■ **Activity**:
The records that follow are to be printed exactly, with no images.

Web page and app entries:
▽

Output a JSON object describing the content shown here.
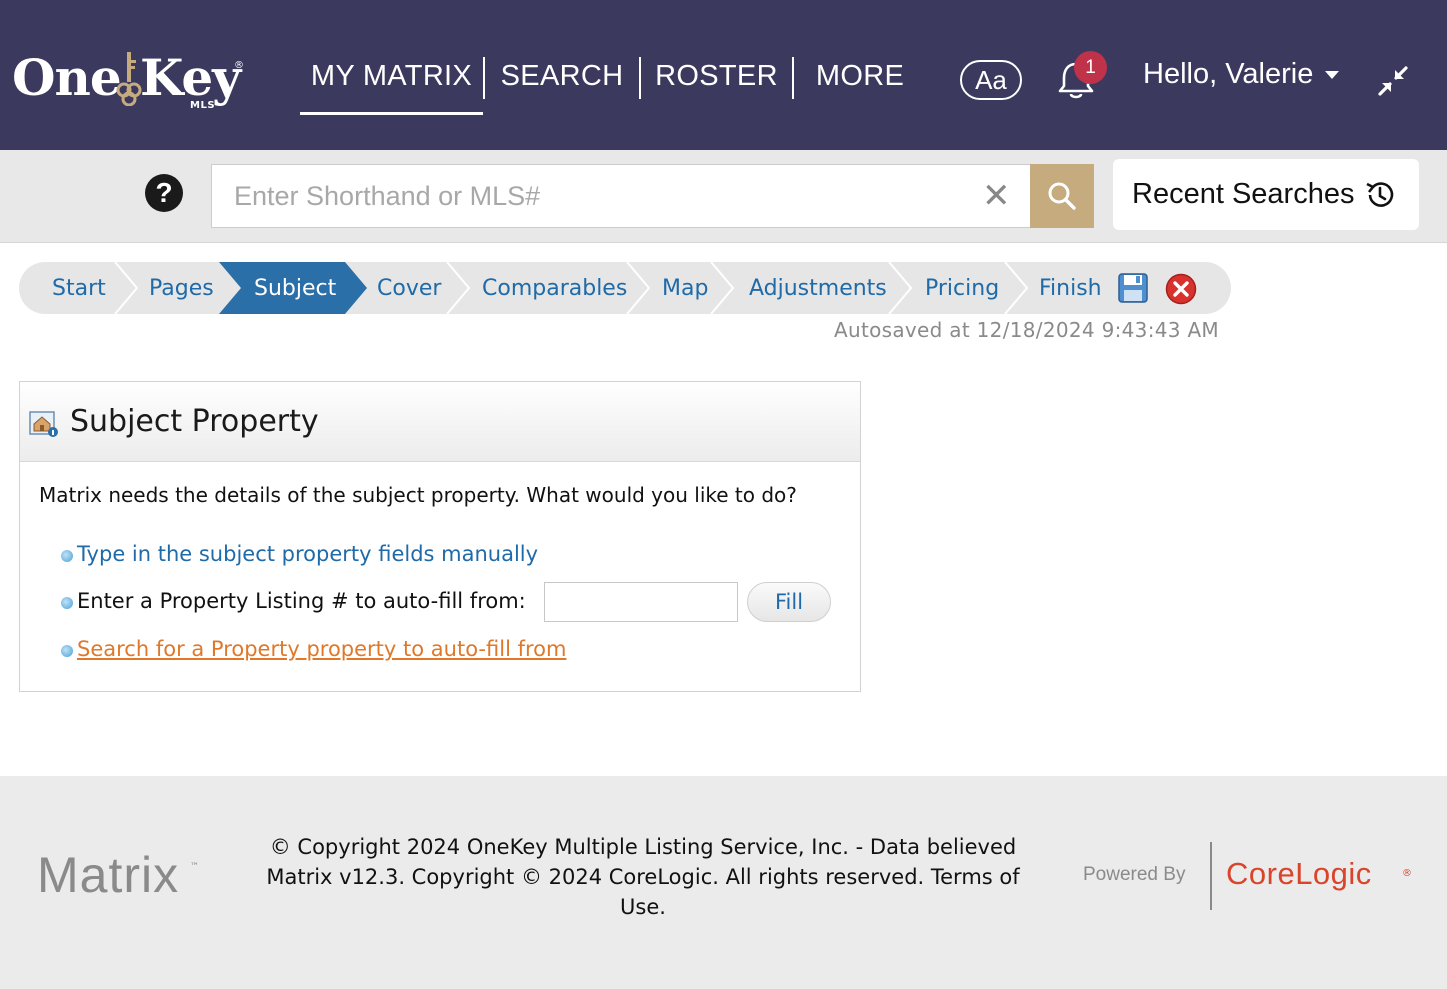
{
  "brand": {
    "logo_one": "One",
    "logo_key": "Key",
    "logo_mls": "MLS",
    "logo_reg": "®"
  },
  "nav": {
    "items": [
      "MY MATRIX",
      "SEARCH",
      "ROSTER",
      "MORE"
    ],
    "active": "MY MATRIX"
  },
  "header": {
    "font_button": "Aa",
    "notification_count": "1",
    "greeting": "Hello, Valerie"
  },
  "search": {
    "placeholder": "Enter Shorthand or MLS#",
    "value": "",
    "clear_label": "✕",
    "recent_label": "Recent Searches"
  },
  "help": {
    "label": "?"
  },
  "wizard": {
    "steps": [
      "Start",
      "Pages",
      "Subject",
      "Cover",
      "Comparables",
      "Map",
      "Adjustments",
      "Pricing",
      "Finish"
    ],
    "active_step": "Subject",
    "autosaved": "Autosaved at 12/18/2024 9:43:43 AM"
  },
  "panel": {
    "title": "Subject Property",
    "intro": "Matrix needs the details of the subject property. What would you like to do?",
    "option_manual": "Type in the subject property fields manually",
    "option_listing": "Enter a Property Listing # to auto-fill from:",
    "listing_value": "",
    "fill_label": "Fill",
    "option_search": "Search for a Property property to auto-fill from"
  },
  "footer": {
    "matrix_logo": "Matrix",
    "matrix_tm": "™",
    "copyright_line1": "© Copyright 2024 OneKey Multiple Listing Service, Inc. - Data believed",
    "copyright_line2": "Matrix v12.3. Copyright © 2024 CoreLogic. All rights reserved. Terms of",
    "copyright_line3": "Use.",
    "powered_by": "Powered By",
    "corelogic": "CoreLogic",
    "corelogic_mark": "®"
  },
  "colors": {
    "header_bg": "#3b3a5e",
    "search_button": "#c5ab7d",
    "wizard_active": "#2a6fa8",
    "link_blue": "#1f6aa8",
    "link_orange": "#e0782a",
    "badge": "#c0314a",
    "corelogic": "#d9452b"
  },
  "icons": [
    "key-icon",
    "bell-icon",
    "collapse-icon",
    "help-icon",
    "search-icon",
    "history-icon",
    "save-icon",
    "close-circle-icon",
    "property-icon",
    "bullet-icon"
  ]
}
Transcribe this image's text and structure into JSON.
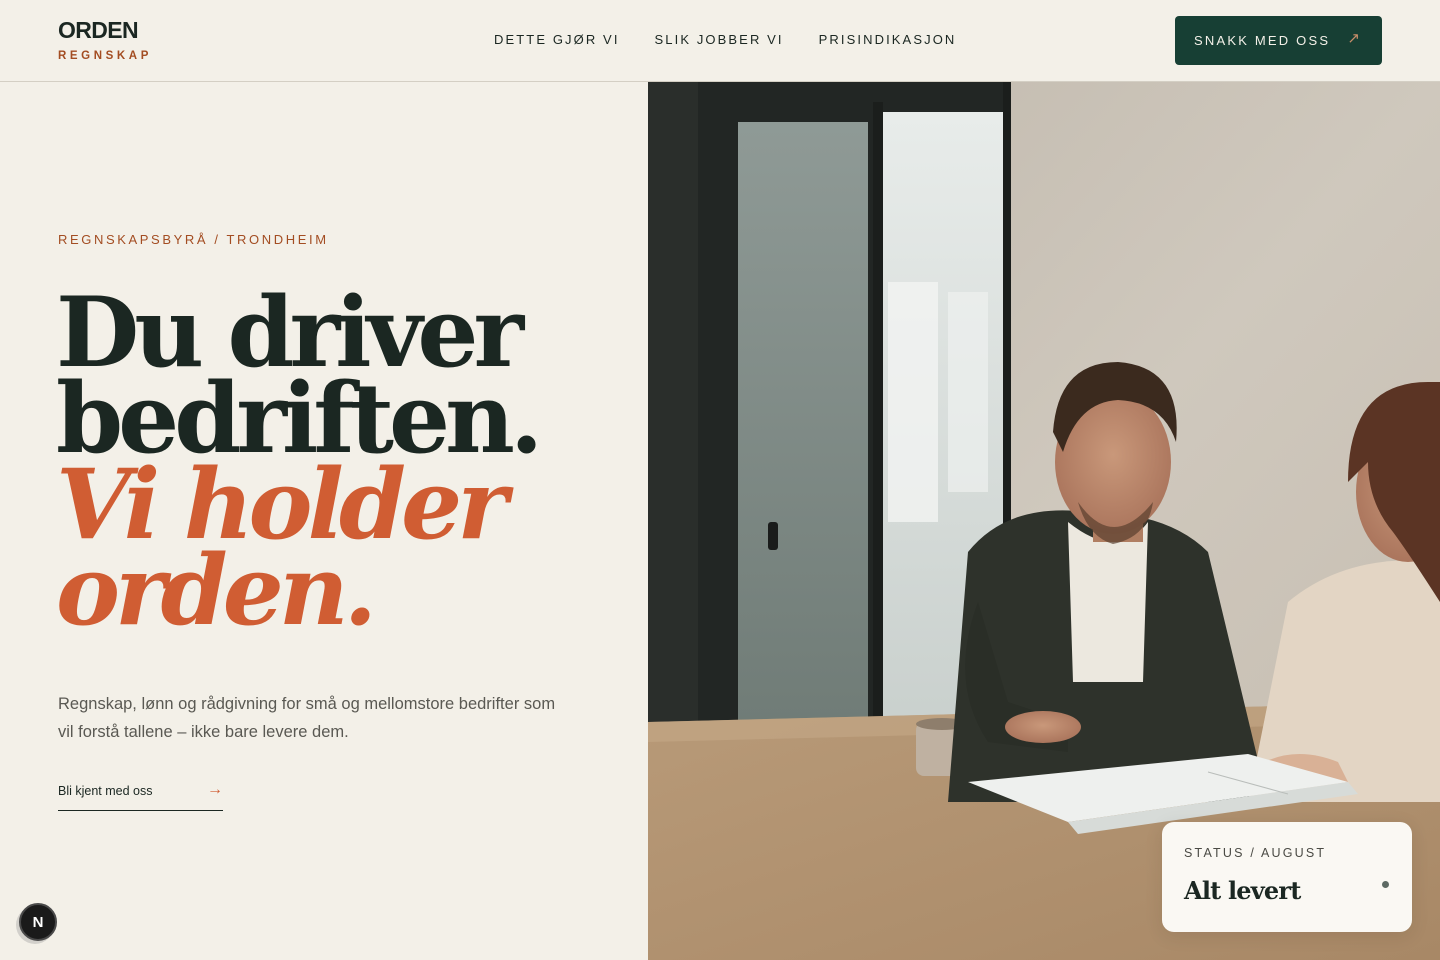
{
  "brand": {
    "name": "ORDEN",
    "tagline": "REGNSKAP"
  },
  "nav": {
    "items": [
      {
        "label": "DETTE GJØR VI"
      },
      {
        "label": "SLIK JOBBER VI"
      },
      {
        "label": "PRISINDIKASJON"
      }
    ]
  },
  "cta": {
    "label": "SNAKK MED OSS",
    "icon": "↗"
  },
  "hero": {
    "eyebrow": "REGNSKAPSBYRÅ / TRONDHEIM",
    "headline": {
      "line1": "Du driver",
      "line2": "bedriften.",
      "line3": "Vi holder",
      "line4": "orden."
    },
    "lede": "Regnskap, lønn og rådgivning for små og mellomstore bedrifter som vil forstå tallene – ikke bare levere dem.",
    "link_label": "Bli kjent med oss",
    "link_arrow": "→"
  },
  "status": {
    "label": "STATUS / AUGUST",
    "value": "Alt levert"
  },
  "floating_badge": {
    "letter": "N"
  },
  "colors": {
    "background": "#f3f0e8",
    "ink": "#1b2722",
    "accent": "#d05d33",
    "rust": "#a34d22",
    "cta_bg": "#173f34"
  }
}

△

■ **Written solution**:
Output a JSON object describing the content shown here.
{
  "brand": {
    "logo_one": "One",
    "logo_key": "Key",
    "logo_mls": "MLS",
    "logo_reg": "®"
  },
  "nav": {
    "items": [
      "MY MATRIX",
      "SEARCH",
      "ROSTER",
      "MORE"
    ],
    "active": "MY MATRIX"
  },
  "header": {
    "font_button": "Aa",
    "notification_count": "1",
    "greeting": "Hello, Valerie"
  },
  "search": {
    "placeholder": "Enter Shorthand or MLS#",
    "value": "",
    "clear_label": "✕",
    "recent_label": "Recent Searches"
  },
  "help": {
    "label": "?"
  },
  "wizard": {
    "steps": [
      "Start",
      "Pages",
      "Subject",
      "Cover",
      "Comparables",
      "Map",
      "Adjustments",
      "Pricing",
      "Finish"
    ],
    "active_step": "Subject",
    "autosaved": "Autosaved at 12/18/2024 9:43:43 AM"
  },
  "panel": {
    "title": "Subject Property",
    "intro": "Matrix needs the details of the subject property. What would you like to do?",
    "option_manual": "Type in the subject property fields manually",
    "option_listing": "Enter a Property Listing # to auto-fill from:",
    "listing_value": "",
    "fill_label": "Fill",
    "option_search": "Search for a Property property to auto-fill from"
  },
  "footer": {
    "matrix_logo": "Matrix",
    "matrix_tm": "™",
    "copyright_line1": "© Copyright 2024 OneKey Multiple Listing Service, Inc. - Data believed",
    "copyright_line2": "Matrix v12.3. Copyright © 2024 CoreLogic. All rights reserved. Terms of",
    "copyright_line3": "Use.",
    "powered_by": "Powered By",
    "corelogic": "CoreLogic",
    "corelogic_mark": "®"
  },
  "colors": {
    "header_bg": "#3b3a5e",
    "search_button": "#c5ab7d",
    "wizard_active": "#2a6fa8",
    "link_blue": "#1f6aa8",
    "link_orange": "#e0782a",
    "badge": "#c0314a",
    "corelogic": "#d9452b"
  },
  "icons": [
    "key-icon",
    "bell-icon",
    "collapse-icon",
    "help-icon",
    "search-icon",
    "history-icon",
    "save-icon",
    "close-circle-icon",
    "property-icon",
    "bullet-icon"
  ]
}
Transcribe this image's text and structure into JSON.
{
  "brand": {
    "name": "ORDEN",
    "tagline": "REGNSKAP"
  },
  "nav": {
    "items": [
      {
        "label": "DETTE GJØR VI"
      },
      {
        "label": "SLIK JOBBER VI"
      },
      {
        "label": "PRISINDIKASJON"
      }
    ]
  },
  "cta": {
    "label": "SNAKK MED OSS",
    "icon": "↗"
  },
  "hero": {
    "eyebrow": "REGNSKAPSBYRÅ / TRONDHEIM",
    "headline": {
      "line1": "Du driver",
      "line2": "bedriften.",
      "line3": "Vi holder",
      "line4": "orden."
    },
    "lede": "Regnskap, lønn og rådgivning for små og mellomstore bedrifter som vil forstå tallene – ikke bare levere dem.",
    "link_label": "Bli kjent med oss",
    "link_arrow": "→"
  },
  "status": {
    "label": "STATUS / AUGUST",
    "value": "Alt levert"
  },
  "floating_badge": {
    "letter": "N"
  },
  "colors": {
    "background": "#f3f0e8",
    "ink": "#1b2722",
    "accent": "#d05d33",
    "rust": "#a34d22",
    "cta_bg": "#173f34"
  }
}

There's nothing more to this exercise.